The number of lines containing "datos" is the only answer wanted; work it out from the entries below.

(Dataset rows for apps and sites)
◆ ◆ ◆

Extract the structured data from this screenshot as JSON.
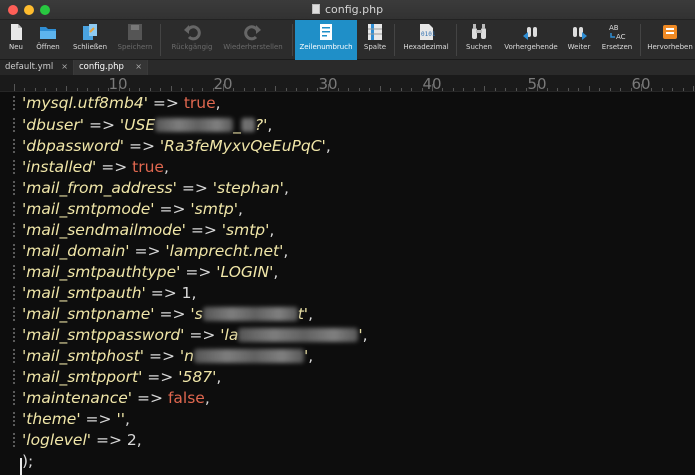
{
  "window": {
    "title": "config.php"
  },
  "toolbar": {
    "neu": "Neu",
    "oeffnen": "Öffnen",
    "schliessen": "Schließen",
    "speichern": "Speichern",
    "rueckgaengig": "Rückgängig",
    "wiederherstellen": "Wiederherstellen",
    "zeilenumbruch": "Zeilenumbruch",
    "spalte": "Spalte",
    "hexadezimal": "Hexadezimal",
    "suchen": "Suchen",
    "vorhergehende": "Vorhergehende",
    "weiter": "Weiter",
    "ersetzen": "Ersetzen",
    "hervorheben": "Hervorheben"
  },
  "tabs": {
    "t1": "default.yml",
    "t2": "config.php"
  },
  "ruler": {
    "r10": "10",
    "r20": "20",
    "r30": "30",
    "r40": "40",
    "r50": "50",
    "r60": "60"
  },
  "code": {
    "l1k": "'mysql.utf8mb4'",
    "l1v": "true",
    "l2k": "'dbuser'",
    "l2v": "'USE",
    "l2v2": "_",
    "l2v3": "?'",
    "l3k": "'dbpassword'",
    "l3v": "'Ra3feMyxvQeEuPqC'",
    "l4k": "'installed'",
    "l4v": "true",
    "l5k": "'mail_from_address'",
    "l5v": "'stephan'",
    "l6k": "'mail_smtpmode'",
    "l6v": "'smtp'",
    "l7k": "'mail_sendmailmode'",
    "l7v": "'smtp'",
    "l8k": "'mail_domain'",
    "l8v": "'lamprecht.net'",
    "l9k": "'mail_smtpauthtype'",
    "l9v": "'LOGIN'",
    "l10k": "'mail_smtpauth'",
    "l10v": "1",
    "l11k": "'mail_smtpname'",
    "l11v": "'s",
    "l11v2": "t'",
    "l12k": "'mail_smtppassword'",
    "l12v": "'la",
    "l12v2": "'",
    "l13k": "'mail_smtphost'",
    "l13v": "'n",
    "l13v2": "'",
    "l14k": "'mail_smtpport'",
    "l14v": "'587'",
    "l15k": "'maintenance'",
    "l15v": "false",
    "l16k": "'theme'",
    "l16v": "''",
    "l17k": "'loglevel'",
    "l17v": "2",
    "arrow": "=>",
    "comma": ",",
    "end": ");"
  },
  "colors": {
    "key": "#f0e6a8",
    "keyword": "#e0674f",
    "accent": "#1f8fc8"
  },
  "icons": [
    "new-file-icon",
    "open-folder-icon",
    "close-file-icon",
    "save-icon",
    "undo-icon",
    "redo-icon",
    "word-wrap-icon",
    "column-icon",
    "hex-icon",
    "search-icon",
    "previous-icon",
    "next-icon",
    "replace-icon",
    "highlight-icon"
  ]
}
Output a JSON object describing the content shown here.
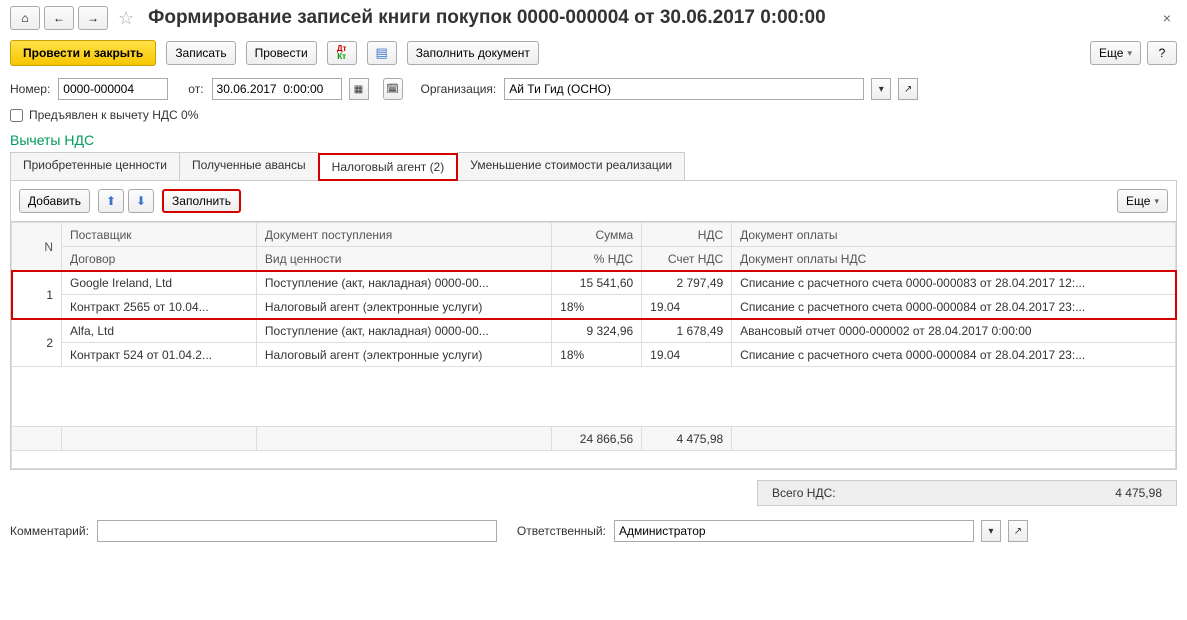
{
  "header": {
    "title": "Формирование записей книги покупок 0000-000004 от 30.06.2017 0:00:00"
  },
  "actions": {
    "primary": "Провести и закрыть",
    "save": "Записать",
    "post": "Провести",
    "fill_doc": "Заполнить документ",
    "more": "Еще",
    "help": "?"
  },
  "form": {
    "number_label": "Номер:",
    "number": "0000-000004",
    "date_label": "от:",
    "date": "30.06.2017  0:00:00",
    "org_label": "Организация:",
    "org": "Ай Ти Гид (ОСНО)",
    "checkbox_label": "Предъявлен к вычету НДС 0%"
  },
  "section_title": "Вычеты НДС",
  "tabs": {
    "t1": "Приобретенные ценности",
    "t2": "Полученные авансы",
    "t3": "Налоговый агент (2)",
    "t4": "Уменьшение стоимости реализации"
  },
  "tab_toolbar": {
    "add": "Добавить",
    "fill": "Заполнить",
    "more": "Еще"
  },
  "table": {
    "headers_top": {
      "n": "N",
      "supplier": "Поставщик",
      "doc": "Документ поступления",
      "sum": "Сумма",
      "nds": "НДС",
      "pay": "Документ оплаты"
    },
    "headers_bot": {
      "contract": "Договор",
      "kind": "Вид ценности",
      "pct": "% НДС",
      "acct": "Счет НДС",
      "pay_nds": "Документ оплаты НДС"
    },
    "rows": [
      {
        "n": "1",
        "supplier": "Google Ireland, Ltd",
        "doc": "Поступление (акт, накладная) 0000-00...",
        "sum": "15 541,60",
        "nds": "2 797,49",
        "pay": "Списание с расчетного счета 0000-000083 от 28.04.2017 12:...",
        "contract": "Контракт 2565 от 10.04...",
        "kind": "Налоговый агент (электронные услуги)",
        "pct": "18%",
        "acct": "19.04",
        "pay_nds": "Списание с расчетного счета 0000-000084 от 28.04.2017 23:..."
      },
      {
        "n": "2",
        "supplier": "Alfa, Ltd",
        "doc": "Поступление (акт, накладная) 0000-00...",
        "sum": "9 324,96",
        "nds": "1 678,49",
        "pay": "Авансовый отчет 0000-000002 от 28.04.2017 0:00:00",
        "contract": "Контракт 524 от 01.04.2...",
        "kind": "Налоговый агент (электронные услуги)",
        "pct": "18%",
        "acct": "19.04",
        "pay_nds": "Списание с расчетного счета 0000-000084 от 28.04.2017 23:..."
      }
    ],
    "footer": {
      "sum": "24 866,56",
      "nds": "4 475,98"
    }
  },
  "totals": {
    "label": "Всего НДС:",
    "value": "4 475,98"
  },
  "bottom": {
    "comment_label": "Комментарий:",
    "comment": "",
    "resp_label": "Ответственный:",
    "resp": "Администратор"
  }
}
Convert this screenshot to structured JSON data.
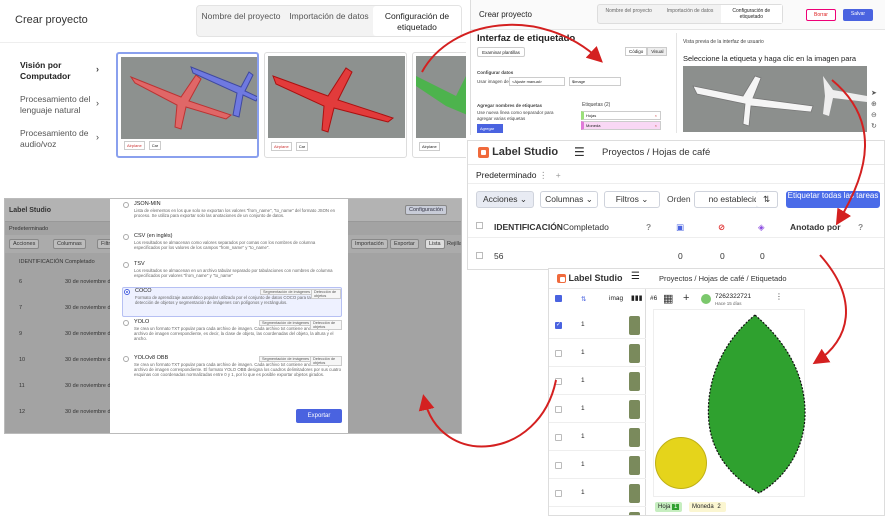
{
  "panelA": {
    "title": "Crear proyecto",
    "tabs": [
      "Nombre del proyecto",
      "Importación de datos",
      "Configuración de etiquetado"
    ],
    "sidebar": [
      "Visión por Computador",
      "Procesamiento del lenguaje natural",
      "Procesamiento de audio/voz"
    ],
    "thumb_labels": [
      "Airplane",
      "Car"
    ]
  },
  "panelB": {
    "title": "Crear proyecto",
    "tabs": [
      "Nombre del proyecto",
      "Importación de datos",
      "Configuración de etiquetado"
    ],
    "cancel": "Borrar",
    "save": "Salvar",
    "heading": "Interfaz de etiquetado",
    "browse": "Examinar plantillas",
    "code": "Código",
    "visual": "Visual",
    "config_data": "Configurar datos",
    "use_image": "Usar imagen de",
    "manual": "<Ajuste manual>",
    "image_var": "$image",
    "add_labels": "Agregar nombres de etiquetas",
    "add_hint": "Use nueva línea como separador para agregar varias etiquetas",
    "labels_title": "Etiquetas (2)",
    "labels": [
      "Hojas",
      "Moneda"
    ],
    "add_btn": "Agregar",
    "preview_title": "Vista previa de la interfaz de usuario",
    "preview_sub": "Seleccione la etiqueta y haga clic en la imagen para comenzar"
  },
  "panelC": {
    "brand": "Label Studio",
    "breadcrumb": "Proyectos / Hojas de café",
    "tab": "Predeterminado",
    "actions": "Acciones",
    "columns": "Columnas",
    "filters": "Filtros",
    "order": "Orden",
    "order_value": "no establecido",
    "label_all": "Etiquetar todas las tareas",
    "headers": [
      "IDENTIFICACIÓN",
      "Completado",
      "Anotado por"
    ],
    "row": {
      "id": "56",
      "c1": "0",
      "c2": "0",
      "c3": "0"
    }
  },
  "panelD": {
    "brand": "Label Studio",
    "settings": "Configuración",
    "tab": "Predeterminado",
    "actions": "Acciones",
    "columns": "Columnas",
    "filters": "Filtros",
    "import": "Importación",
    "export": "Exportar",
    "list": "Lista",
    "grid": "Rejilla",
    "id_col": "IDENTIFICACIÓN",
    "done_col": "Completado",
    "ids": [
      "6",
      "7",
      "9",
      "10",
      "11",
      "12"
    ],
    "date": "30 de noviembre de",
    "options": [
      {
        "name": "JSON-MIN",
        "desc": "Lista de elementos en los que solo se exportan los valores \"from_name\", \"to_name\" del formato JSON en proceso. Se utiliza para exportar solo las anotaciones de un conjunto de datos."
      },
      {
        "name": "CSV (en inglés)",
        "desc": "Los resultados se almacenan como valores separados por comas con los nombres de columna especificados por los valores de los campos \"from_name\" y \"to_name\"."
      },
      {
        "name": "TSV",
        "desc": "Los resultados se almacenan en un archivo tabular separado por tabulaciones con nombres de columna especificados por valores \"from_name\" y \"to_name\""
      },
      {
        "name": "COCO",
        "desc": "Formato de aprendizaje automático popular utilizado por el conjunto de datos COCO para tareas de detección de objetos y segmentación de imágenes con polígonos y rectángulos.",
        "tags": [
          "Segmentación de imágenes",
          "Detección de objetos"
        ]
      },
      {
        "name": "YOLO",
        "desc": "Se crea un formato TXT popular para cada archivo de imagen. Cada archivo txt contiene anotaciones para el archivo de imagen correspondiente, es decir, la clase de objeto, las coordenadas del objeto, la altura y el ancho.",
        "tags": [
          "Segmentación de imágenes",
          "Detección de objetos"
        ]
      },
      {
        "name": "YOLOv8 OBB",
        "desc": "Se crea un formato TXT popular para cada archivo de imagen. Cada archivo txt contiene anotaciones para el archivo de imagen correspondiente. El formato YOLO OBB designa los cuadros delimitadores por sus cuatro esquinas con coordenadas normalizadas entre 0 y 1, por lo que es posible exportar objetos girados.",
        "tags": [
          "Segmentación de imágenes",
          "Detección de objetos"
        ]
      }
    ],
    "export_btn": "Exportar"
  },
  "panelE": {
    "brand": "Label Studio",
    "breadcrumb": "Proyectos / Hojas de café / Etiquetado",
    "task": "#6",
    "user": "7262322721",
    "ago": "Hace 15 días",
    "col": "imag",
    "rows": [
      "1",
      "1",
      "1",
      "1",
      "1",
      "1",
      "1",
      "1"
    ],
    "labels": [
      {
        "name": "Hoja",
        "count": "1"
      },
      {
        "name": "Moneda",
        "count": "2"
      }
    ]
  },
  "colors": {
    "accent": "#4a63e0",
    "brand": "#f06a3c",
    "arrow": "#d42020",
    "leaf": "#2fa12f",
    "coin": "#e5d41b"
  }
}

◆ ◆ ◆

* **SOLUTION TO THIS TASK**
5